Bangkok 2000, repr. from 1939 385 pp., 120 pp. illus., 1 col. map, 1 foldout chart, 1 foldout panoramic view, 150 x 210 mm, 0.670 kg
Heim, Arnold & August Gansser; Throne of the Gods: An Account of the First Swiss Expedition to the Himalayas, the
Originally published in German in 1938 and in English in 1939, this account was written by two geologists whose eight months journey in the Himalayas took them through the then “forbidden” lands of Nepal and Tibet, culminating at Mt. Kailas, “The Throne of The Gods”. Apart form their geological studies, altitudes were measured by using barometric observations. The lives of the people, animals, and plants were recorded, both among the crags and glaciers of the high mountains and also on the way there through the plains and foothills of India. The return journey included a visit to the source of the Ganges. A wealth of period photographs and maps makes this book a valuable resource for naturalists, geologists, and mountaineers. With a new foreword by August Gansser.
WL Order Code 22667
Beijing 2012 221 pp., illus. 92 pp. in col. 165 x 240 mm., 0.380 kg
Zhang Xiaoming & Jin Zhiguo. Etc.; Tibetan People and Their Stories in the 20th Century
Is a brief version in 41 chapters from the Chinese point of view. It starts with the anti British war, the prelude to the 20th century. The British attacks in late 19th century in Tibet. It deals with the 13th Dalai Lama, the Simla Conference, the 9th, 10th, 11th Panchen Lama, founding of the Tibetan Autonomous Region. Several chapters deal with cultural and other projects, two events of ‘expelling the Han Chinese’, the entry of the Peoples Liberation Army into Tibet, construction of roads and the Qinhai-Tibet-Railway, the Olympic torch relay to Tibet and many other aspects not discussed in this way in the Western press.
WL Order Code 22531
Bangkok 2007, repr. from 1872; 446 pp., 37 pp. illus., 210 x 300 mm, 1.400 kg
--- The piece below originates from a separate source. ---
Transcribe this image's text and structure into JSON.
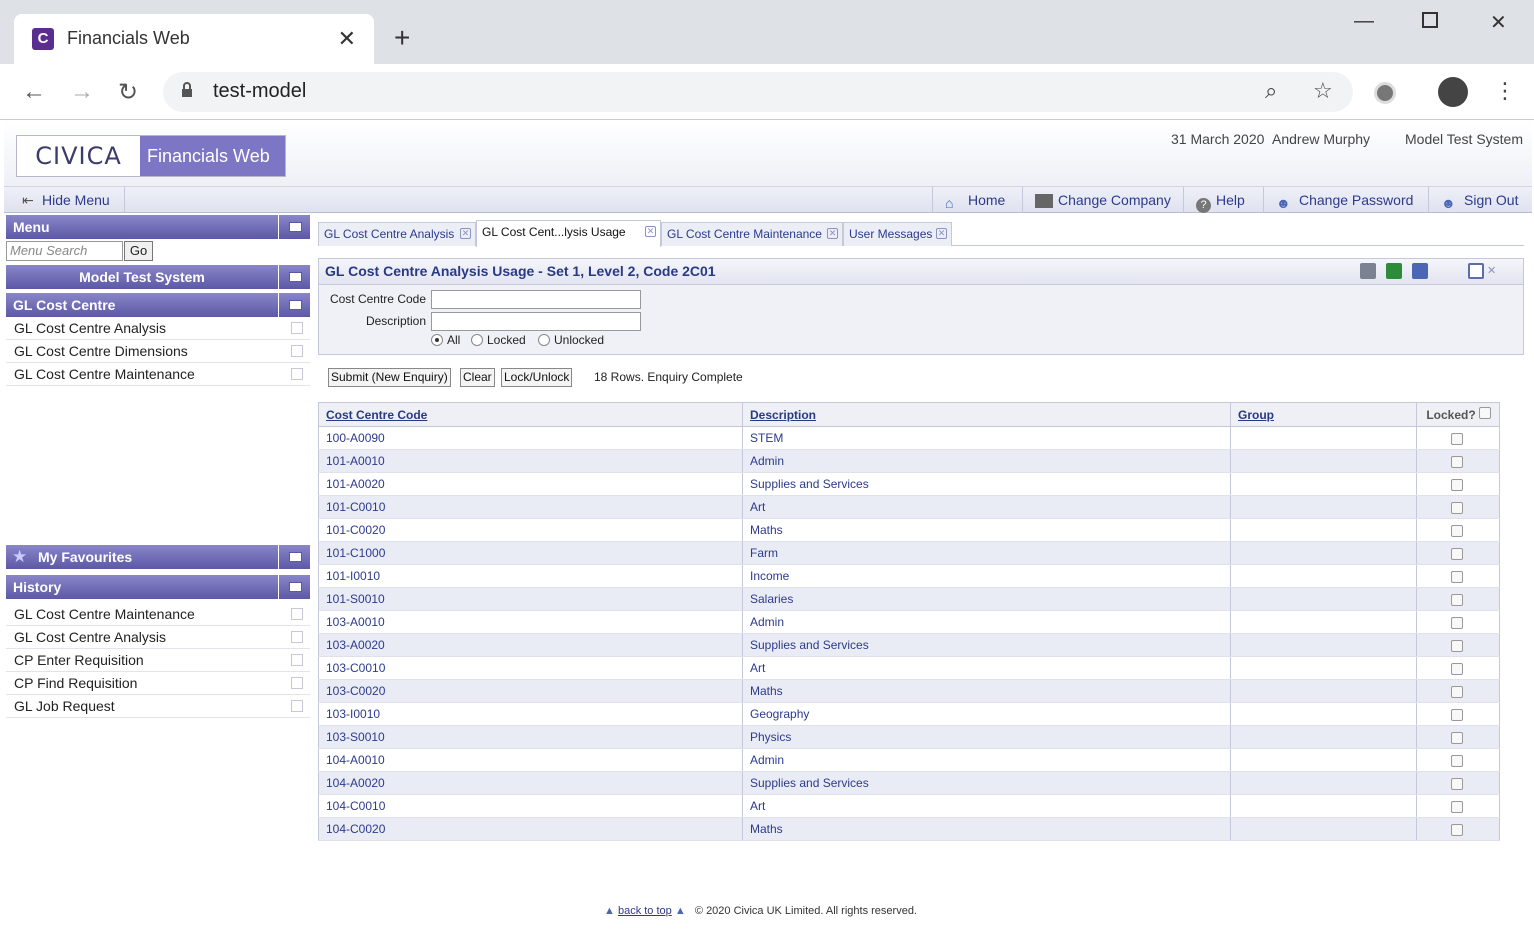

Dalton, Edward Tuite; Tribal World of the Eastern Himalaya and Indo-Burma Borderlands
This is the first complete reprint of Edward Tuite Dalton’s Descriptive Ethnology of Bengal in more than 130 years. The term “Bengal” in Dalton’s time referred to what are now the Indian states of Bihar, Orissa, West Bengal, Jharkhand, Tripura, Assam, Arunachal Pradesh, Megalaya, Manipur, Mizoram, and Nagaland, and the present-day country of Bangladesh. The new title is a more geographically precise description of the lands and people treated in this classic ethnography. Each tribe described by Dalton is portrayed in stunning lithographs that convey a sense of immediacy free of the staging common to Victorian ethnographic photography. The reader will discover a precious record of a tribal world now all but vanished. As languages and cultures disappear, books like Dalton’s become sole reminders of our immensely rich human diversity. Jon Miceler, a conservationist who has worked among the tribes of Arunachal Pradesh for the last seven years, has written the introduction to this reprint. A companion volume by Miceler will follow which assesses the present day situation of the tribes of the Indo-Tibetan and Indo-Burma borderlands. (With a foreword by Jon Miceler.)